• Assignment:
Only lines containing "Monthly" are wanted from the data below. Copy those lines.

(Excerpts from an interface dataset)
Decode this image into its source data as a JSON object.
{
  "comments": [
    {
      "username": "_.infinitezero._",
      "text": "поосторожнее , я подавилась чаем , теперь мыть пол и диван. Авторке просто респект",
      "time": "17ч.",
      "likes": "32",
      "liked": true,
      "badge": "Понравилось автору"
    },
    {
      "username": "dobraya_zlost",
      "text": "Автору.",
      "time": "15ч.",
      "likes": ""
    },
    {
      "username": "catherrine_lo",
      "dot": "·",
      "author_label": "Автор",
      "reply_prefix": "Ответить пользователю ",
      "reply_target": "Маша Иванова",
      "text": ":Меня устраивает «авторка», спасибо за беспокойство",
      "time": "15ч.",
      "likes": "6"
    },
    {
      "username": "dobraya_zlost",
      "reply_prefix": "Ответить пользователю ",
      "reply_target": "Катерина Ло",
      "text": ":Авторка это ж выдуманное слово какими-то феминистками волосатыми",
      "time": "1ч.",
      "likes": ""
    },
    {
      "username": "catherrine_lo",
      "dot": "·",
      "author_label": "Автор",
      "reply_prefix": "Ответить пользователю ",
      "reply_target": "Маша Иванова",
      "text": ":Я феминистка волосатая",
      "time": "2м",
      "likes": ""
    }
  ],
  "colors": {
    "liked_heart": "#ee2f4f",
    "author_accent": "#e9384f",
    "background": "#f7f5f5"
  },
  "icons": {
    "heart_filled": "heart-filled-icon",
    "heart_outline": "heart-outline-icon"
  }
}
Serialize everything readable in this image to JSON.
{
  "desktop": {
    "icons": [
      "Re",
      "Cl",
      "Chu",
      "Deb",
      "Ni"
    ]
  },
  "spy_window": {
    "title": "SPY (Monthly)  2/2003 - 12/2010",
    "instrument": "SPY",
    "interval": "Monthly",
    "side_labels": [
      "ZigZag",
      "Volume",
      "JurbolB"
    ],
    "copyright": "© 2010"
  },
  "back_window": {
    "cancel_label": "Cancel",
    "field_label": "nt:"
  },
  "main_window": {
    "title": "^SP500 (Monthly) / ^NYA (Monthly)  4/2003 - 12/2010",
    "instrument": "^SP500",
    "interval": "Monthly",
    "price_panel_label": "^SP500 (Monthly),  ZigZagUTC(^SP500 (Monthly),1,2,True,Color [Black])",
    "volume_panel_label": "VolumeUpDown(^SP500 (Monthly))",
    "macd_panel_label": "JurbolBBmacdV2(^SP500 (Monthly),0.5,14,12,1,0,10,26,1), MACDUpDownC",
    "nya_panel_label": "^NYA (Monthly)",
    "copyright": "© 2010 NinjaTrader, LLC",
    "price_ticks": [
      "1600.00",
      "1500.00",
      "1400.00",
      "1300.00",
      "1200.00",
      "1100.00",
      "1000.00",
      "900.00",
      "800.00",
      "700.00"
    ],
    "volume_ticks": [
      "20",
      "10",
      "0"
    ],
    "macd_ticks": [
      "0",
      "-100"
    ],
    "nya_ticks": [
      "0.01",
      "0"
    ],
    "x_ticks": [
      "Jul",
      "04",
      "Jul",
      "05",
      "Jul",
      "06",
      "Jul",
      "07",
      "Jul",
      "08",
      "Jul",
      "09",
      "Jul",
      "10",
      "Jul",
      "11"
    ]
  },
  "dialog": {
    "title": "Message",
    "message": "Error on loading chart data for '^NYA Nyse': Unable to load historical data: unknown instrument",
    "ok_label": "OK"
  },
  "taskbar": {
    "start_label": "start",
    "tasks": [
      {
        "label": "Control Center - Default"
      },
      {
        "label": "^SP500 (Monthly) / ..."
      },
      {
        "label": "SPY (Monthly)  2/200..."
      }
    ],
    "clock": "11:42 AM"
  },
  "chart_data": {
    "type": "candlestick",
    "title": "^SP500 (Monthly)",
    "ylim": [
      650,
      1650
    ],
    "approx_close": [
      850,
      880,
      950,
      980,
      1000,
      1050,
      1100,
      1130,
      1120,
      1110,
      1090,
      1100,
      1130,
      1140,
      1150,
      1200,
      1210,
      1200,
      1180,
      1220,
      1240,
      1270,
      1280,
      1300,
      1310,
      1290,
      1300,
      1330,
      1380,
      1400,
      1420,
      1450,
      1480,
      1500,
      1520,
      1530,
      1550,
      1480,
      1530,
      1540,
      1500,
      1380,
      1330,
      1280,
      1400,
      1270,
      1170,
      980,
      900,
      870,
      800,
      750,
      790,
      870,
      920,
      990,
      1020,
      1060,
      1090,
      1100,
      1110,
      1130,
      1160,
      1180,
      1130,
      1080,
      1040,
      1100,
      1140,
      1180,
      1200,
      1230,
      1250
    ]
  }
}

• Exercise solution:
    "title": "SPY (Monthly)  2/2003 - 12/2010",
    "interval": "Monthly",
    "title": "^SP500 (Monthly) / ^NYA (Monthly)  4/2003 - 12/2010",
    "interval": "Monthly",
    "price_panel_label": "^SP500 (Monthly),  ZigZagUTC(^SP500 (Monthly),1,2,True,Color [Black])",
    "volume_panel_label": "VolumeUpDown(^SP500 (Monthly))",
    "macd_panel_label": "JurbolBBmacdV2(^SP500 (Monthly),0.5,14,12,1,0,10,26,1), MACDUpDownC",
    "nya_panel_label": "^NYA (Monthly)",
        "label": "^SP500 (Monthly) / ..."
        "label": "SPY (Monthly)  2/200..."
    "title": "^SP500 (Monthly)",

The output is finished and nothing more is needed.